Male professors teaching male students from textbooks written by men — this is largely what UNC looked like for over 150 years, before the establishment of what is now the Department of Women’s and Gender Studies.
This year marks the department’s 40th anniversary.
Silvia Tomášková, the department chairperson, said when the program began in 1977, it yielded immediate results.
“That very first year they had 50 undergraduates, so that was rather impressive considering this was the 1970s," Tomášková said. "Even today, 50 would be seen as an impressive class size.”
Demand for the department became prominent in the 1970s, during the second wave of feminism. Graduate student Taylor Livingston said women’s studies is the academic arm of that movement.
Livingston said it’s hard to imagine being a woman in college in the 1970s.
“It would not be uncommon for you to go through your whole college career without having read one single work by a woman,” Livingston said.
Margaret Anne O’Connor taught UNC's first course on women’s literature through the English department in 1981. She also worked to promote and elevate women’s studies on campus. O’Connor reaffirmed the demand students had for the topic in an interview with the Southern Oral History Program in 1987.
O’Connor taught in Hinton James Residence Hall, during a time when UNC integrated living and learning environments for both sexes.
“I certainly was not familiar with these kinds of questions or issues that come up either in a women’s studies course or a women in literature course today. But nobody else was trained in that area either, so I thought, ‘Well, I might as well,’” O’Connor said in the 1987 interview.
Women stepping into roles they were not familiar with is how the women’s studies department succeeded.
“The way the whole spirit of Women’s Studies, as it started on this campus and as I assume it is elsewhere … is set up, is one of shared leadership,” O’Connor said.
Of the women who shared this leadership role, Tomášková said Joan Scott and Mary Turner Lane became founders of the women’s studies program.
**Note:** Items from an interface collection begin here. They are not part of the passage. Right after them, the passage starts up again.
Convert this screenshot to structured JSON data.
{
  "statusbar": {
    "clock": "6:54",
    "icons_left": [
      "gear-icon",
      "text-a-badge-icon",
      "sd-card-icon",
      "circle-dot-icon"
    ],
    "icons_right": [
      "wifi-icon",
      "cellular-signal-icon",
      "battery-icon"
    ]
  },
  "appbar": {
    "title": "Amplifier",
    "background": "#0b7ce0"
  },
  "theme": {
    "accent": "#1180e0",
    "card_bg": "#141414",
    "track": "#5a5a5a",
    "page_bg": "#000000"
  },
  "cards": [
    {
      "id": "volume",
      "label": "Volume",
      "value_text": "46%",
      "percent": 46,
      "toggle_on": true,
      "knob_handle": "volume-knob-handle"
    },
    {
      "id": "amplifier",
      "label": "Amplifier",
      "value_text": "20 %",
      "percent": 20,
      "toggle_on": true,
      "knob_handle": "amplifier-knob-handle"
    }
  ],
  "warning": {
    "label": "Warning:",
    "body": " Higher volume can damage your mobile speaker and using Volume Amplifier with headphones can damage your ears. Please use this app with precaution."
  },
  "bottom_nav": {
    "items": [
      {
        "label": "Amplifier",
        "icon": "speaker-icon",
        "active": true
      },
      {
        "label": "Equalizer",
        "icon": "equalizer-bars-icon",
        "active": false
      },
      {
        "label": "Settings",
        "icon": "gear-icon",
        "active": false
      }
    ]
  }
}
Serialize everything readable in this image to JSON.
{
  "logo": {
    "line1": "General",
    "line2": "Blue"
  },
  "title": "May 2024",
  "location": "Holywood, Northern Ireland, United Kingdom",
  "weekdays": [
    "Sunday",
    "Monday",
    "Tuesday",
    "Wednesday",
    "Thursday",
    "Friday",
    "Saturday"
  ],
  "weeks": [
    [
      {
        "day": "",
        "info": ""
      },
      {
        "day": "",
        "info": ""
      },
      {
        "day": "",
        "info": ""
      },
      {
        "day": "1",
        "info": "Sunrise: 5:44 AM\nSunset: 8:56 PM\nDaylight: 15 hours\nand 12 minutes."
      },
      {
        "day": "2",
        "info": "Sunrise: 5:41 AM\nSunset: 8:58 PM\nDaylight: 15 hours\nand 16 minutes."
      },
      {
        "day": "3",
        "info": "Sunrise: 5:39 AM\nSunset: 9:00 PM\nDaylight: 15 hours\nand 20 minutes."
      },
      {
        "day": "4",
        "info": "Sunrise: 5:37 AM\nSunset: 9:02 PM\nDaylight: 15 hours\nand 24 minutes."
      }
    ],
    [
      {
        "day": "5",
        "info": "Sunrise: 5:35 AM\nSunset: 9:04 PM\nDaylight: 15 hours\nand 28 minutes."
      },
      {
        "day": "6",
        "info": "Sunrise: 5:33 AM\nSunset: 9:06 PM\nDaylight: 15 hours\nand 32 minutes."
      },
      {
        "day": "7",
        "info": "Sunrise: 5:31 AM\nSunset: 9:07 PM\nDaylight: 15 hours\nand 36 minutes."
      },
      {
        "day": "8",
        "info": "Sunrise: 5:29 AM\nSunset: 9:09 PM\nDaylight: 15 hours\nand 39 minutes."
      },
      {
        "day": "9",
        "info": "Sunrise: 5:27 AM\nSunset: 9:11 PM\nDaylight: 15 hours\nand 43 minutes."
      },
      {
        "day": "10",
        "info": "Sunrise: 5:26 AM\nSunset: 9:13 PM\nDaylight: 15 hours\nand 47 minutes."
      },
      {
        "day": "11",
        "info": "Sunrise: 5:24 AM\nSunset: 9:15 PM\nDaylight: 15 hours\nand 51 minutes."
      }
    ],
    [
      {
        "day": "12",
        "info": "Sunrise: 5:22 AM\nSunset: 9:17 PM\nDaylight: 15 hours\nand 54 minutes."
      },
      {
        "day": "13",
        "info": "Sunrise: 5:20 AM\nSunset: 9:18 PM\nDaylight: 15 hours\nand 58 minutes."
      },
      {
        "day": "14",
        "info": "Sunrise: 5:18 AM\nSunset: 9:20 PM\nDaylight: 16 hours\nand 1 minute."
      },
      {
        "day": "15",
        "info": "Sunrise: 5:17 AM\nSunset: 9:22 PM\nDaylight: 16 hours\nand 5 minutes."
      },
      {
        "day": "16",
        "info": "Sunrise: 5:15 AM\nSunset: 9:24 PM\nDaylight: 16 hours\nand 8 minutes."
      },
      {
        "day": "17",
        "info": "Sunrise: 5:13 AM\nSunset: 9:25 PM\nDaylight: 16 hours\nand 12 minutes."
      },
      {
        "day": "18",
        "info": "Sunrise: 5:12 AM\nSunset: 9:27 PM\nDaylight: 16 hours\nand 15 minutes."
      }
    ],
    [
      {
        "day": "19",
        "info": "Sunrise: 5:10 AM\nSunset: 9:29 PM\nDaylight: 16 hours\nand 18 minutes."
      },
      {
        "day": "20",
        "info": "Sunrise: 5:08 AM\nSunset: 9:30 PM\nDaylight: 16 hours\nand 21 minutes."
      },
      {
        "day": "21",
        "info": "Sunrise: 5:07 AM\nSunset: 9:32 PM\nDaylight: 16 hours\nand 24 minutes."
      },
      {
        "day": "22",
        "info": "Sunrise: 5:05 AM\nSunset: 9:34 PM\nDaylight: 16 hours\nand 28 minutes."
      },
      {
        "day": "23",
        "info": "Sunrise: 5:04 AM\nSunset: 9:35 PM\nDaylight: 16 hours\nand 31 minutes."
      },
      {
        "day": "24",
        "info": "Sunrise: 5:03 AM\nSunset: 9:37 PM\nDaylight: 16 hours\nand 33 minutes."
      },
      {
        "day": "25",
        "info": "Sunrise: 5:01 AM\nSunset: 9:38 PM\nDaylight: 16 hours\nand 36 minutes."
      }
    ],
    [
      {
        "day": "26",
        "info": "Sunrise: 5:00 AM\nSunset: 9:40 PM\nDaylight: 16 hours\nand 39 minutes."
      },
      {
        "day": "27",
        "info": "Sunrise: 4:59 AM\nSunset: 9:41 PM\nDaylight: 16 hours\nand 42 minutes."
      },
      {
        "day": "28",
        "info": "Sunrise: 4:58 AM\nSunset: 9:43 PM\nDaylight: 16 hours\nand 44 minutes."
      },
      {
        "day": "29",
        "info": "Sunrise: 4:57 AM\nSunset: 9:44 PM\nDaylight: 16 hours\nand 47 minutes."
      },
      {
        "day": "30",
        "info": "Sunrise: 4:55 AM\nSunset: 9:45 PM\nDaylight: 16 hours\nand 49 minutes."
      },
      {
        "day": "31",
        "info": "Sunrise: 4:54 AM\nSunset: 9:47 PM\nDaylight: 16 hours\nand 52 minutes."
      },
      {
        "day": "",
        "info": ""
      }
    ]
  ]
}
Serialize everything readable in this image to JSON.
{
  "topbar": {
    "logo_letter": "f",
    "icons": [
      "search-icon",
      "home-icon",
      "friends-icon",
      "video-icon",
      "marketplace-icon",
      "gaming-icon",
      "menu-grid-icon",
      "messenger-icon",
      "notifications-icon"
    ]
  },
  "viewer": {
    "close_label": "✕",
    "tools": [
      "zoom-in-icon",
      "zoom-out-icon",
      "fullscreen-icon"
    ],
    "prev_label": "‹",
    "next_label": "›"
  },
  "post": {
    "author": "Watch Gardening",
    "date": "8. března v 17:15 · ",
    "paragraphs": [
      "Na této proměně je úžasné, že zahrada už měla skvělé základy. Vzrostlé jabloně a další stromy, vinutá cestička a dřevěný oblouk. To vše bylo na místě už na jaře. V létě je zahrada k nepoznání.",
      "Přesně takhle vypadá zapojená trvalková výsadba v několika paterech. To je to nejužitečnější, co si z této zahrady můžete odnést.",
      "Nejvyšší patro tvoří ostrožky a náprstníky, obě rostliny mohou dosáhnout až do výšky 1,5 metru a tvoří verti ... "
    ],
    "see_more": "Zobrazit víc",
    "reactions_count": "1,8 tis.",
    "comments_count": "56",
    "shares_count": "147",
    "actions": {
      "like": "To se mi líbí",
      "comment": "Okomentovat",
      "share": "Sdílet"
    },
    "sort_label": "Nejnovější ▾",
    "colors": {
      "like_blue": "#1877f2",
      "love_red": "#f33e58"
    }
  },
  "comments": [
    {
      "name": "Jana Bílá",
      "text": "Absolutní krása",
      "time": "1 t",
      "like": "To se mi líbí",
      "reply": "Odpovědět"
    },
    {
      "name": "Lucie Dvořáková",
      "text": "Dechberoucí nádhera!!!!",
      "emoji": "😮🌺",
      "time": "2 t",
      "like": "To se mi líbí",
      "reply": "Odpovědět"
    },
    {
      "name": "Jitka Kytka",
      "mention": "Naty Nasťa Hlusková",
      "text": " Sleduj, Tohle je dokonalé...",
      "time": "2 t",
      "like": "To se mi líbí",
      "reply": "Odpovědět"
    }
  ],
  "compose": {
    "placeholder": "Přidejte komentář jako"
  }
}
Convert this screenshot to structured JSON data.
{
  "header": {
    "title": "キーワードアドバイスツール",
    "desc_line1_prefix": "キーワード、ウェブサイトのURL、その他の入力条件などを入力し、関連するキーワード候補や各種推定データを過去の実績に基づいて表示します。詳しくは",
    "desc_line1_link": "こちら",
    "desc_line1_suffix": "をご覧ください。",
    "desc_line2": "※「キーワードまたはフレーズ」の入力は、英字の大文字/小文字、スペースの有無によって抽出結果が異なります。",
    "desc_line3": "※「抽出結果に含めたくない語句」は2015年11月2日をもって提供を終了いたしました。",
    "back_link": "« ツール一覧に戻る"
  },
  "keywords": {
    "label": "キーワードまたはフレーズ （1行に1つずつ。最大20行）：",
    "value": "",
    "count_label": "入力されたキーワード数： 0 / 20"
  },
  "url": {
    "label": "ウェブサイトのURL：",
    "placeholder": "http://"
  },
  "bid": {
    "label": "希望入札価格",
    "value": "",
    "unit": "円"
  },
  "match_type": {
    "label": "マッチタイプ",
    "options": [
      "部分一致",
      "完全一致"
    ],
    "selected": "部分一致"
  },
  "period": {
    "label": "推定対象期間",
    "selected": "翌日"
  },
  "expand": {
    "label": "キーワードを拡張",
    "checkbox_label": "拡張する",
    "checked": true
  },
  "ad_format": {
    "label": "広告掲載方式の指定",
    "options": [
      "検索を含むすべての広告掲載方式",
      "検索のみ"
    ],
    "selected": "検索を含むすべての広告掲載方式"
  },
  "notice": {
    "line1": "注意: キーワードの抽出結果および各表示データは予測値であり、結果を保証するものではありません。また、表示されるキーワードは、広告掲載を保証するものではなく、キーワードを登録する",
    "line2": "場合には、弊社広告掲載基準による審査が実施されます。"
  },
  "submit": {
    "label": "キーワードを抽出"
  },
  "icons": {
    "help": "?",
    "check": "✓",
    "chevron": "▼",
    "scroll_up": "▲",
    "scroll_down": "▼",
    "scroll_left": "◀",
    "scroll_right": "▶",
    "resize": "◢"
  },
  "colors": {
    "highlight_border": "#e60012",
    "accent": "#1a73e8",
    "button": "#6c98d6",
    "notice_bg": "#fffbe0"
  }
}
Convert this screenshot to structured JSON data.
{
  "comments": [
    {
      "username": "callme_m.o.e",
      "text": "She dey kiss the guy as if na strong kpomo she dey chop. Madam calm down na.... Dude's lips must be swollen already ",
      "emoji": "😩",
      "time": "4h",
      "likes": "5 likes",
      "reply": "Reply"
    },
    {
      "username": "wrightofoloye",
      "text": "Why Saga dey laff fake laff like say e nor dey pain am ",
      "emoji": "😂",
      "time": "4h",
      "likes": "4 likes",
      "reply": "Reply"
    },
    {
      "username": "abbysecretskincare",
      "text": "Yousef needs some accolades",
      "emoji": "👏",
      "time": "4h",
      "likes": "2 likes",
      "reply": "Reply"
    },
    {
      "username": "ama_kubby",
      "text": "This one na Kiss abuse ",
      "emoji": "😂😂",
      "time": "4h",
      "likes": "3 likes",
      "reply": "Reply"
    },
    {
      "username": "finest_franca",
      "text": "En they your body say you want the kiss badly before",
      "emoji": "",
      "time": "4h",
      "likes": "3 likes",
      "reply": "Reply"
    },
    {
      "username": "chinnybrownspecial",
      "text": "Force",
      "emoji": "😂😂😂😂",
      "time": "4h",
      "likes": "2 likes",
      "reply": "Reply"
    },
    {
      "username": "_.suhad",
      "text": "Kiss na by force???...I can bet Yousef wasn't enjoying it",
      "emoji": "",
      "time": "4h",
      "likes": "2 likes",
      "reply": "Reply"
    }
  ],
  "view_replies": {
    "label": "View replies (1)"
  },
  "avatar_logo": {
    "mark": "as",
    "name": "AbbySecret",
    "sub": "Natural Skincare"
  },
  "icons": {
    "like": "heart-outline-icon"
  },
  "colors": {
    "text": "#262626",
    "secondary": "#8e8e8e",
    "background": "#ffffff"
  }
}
Lane became the first chairperson for the women’s studies department.
In a 2007 interview with the Southern Oral History Program, Lane said the chancellor at the time would not put money into the program.
“In other words, he would not bring anybody new to campus,” Lane said. “Women’s Studies had to select women who already worked on campus, and were already a professor here. That was how I got the job.”
The department also faced questions of its validity and relevance early on.
“One of the objections to women’s studies being a major was how many people would actually major in it. Would it warrant a whole degree?” Lane said.
A male philosophy professor asked her that question in a meeting. Later, she said she found out only nine people were majoring in philosophy at the time.
Lane said she spent the first two years after the program was declared working in public relations, because people did not know what women’s studies was.
“A male professor stopped me one day and said, ‘Why don’t we have men’s studies?’ And I said, ‘Sir, that is all we have ever had,’” Lane said.
O’Connor said opposition to the women’s studies program was deeply rooted in the culture of UNC.
Since the program began 40 years ago, the women’s studies department on campus has transformed.
Tomášková said Barbara Harris was the first teacher hired into the program in 1989. In 1991, the women’s studies program became a full-fledged curriculum and a unit of its own. In 2009, the program became an official department.
Tomášková said the department's main concern is that it still only has eight core faculty members, just as it did back in 2009 when it first officially became a department.
“I wish we had more than eight faculty members, because we are in 2017, and if you think about the decades that have passed, we now have a solid number of students, we offer a broad range of courses, and the issues, topics and society has changed,” Tomášková said.
In 2012, the Department of Women’s Studies changed its name to Women’s and Gender Studies.
“It was a reflection of the changing times. Initially, this department started out as focusing on women, but increasingly became much more aware that women’s studies also serves other genders,” Tomášková said.
While times have changed, Livingston said women are faced with some of the same issues they faced in the 1970s.
“Women on average still make 70 cents to the dollar men make, and that’s not including women of color who make even less,” Livingston said.
The next step for the department is to have gender diversity among the staff, and to have someone who studies masculinity. Tomášková said masculinity is just as much an unexplored topic as women's issues were in the 1970s.
To get the day's news and headlines in your inbox each morning, sign up for our email newsletters.